Instructions for the task –
In the data that follows, find each line containing "Ctrl" and copy it.

(Entries from a dataset of interfaces)
•••

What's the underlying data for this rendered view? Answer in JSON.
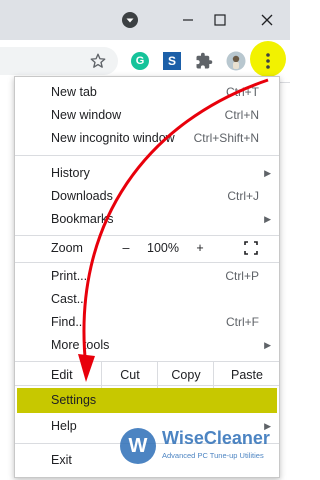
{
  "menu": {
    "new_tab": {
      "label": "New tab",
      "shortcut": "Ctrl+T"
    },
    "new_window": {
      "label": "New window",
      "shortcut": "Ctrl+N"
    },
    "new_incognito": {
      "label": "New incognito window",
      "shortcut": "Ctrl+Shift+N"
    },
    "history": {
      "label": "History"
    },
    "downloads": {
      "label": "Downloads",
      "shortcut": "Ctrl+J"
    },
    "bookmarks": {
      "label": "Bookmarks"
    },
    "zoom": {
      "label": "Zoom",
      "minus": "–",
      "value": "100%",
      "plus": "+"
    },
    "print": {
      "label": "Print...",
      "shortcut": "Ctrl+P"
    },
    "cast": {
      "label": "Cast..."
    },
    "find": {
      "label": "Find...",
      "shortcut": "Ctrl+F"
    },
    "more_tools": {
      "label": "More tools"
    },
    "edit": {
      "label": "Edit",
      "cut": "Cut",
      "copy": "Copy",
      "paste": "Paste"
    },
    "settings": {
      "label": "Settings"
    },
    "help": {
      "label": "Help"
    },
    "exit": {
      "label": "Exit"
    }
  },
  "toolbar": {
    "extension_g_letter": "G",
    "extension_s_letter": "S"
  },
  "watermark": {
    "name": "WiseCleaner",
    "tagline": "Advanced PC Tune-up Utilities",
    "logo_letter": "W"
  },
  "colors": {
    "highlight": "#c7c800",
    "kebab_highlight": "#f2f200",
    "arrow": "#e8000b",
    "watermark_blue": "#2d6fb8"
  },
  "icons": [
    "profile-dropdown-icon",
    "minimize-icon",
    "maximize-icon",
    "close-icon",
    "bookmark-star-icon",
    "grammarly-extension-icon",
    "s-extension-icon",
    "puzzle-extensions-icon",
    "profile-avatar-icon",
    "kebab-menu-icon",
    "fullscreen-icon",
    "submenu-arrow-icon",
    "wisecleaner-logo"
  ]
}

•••

Answer section –
      "shortcut": "Ctrl+T"
      "shortcut": "Ctrl+N"
      "shortcut": "Ctrl+Shift+N"
      "shortcut": "Ctrl+J"
      "shortcut": "Ctrl+P"
      "shortcut": "Ctrl+F"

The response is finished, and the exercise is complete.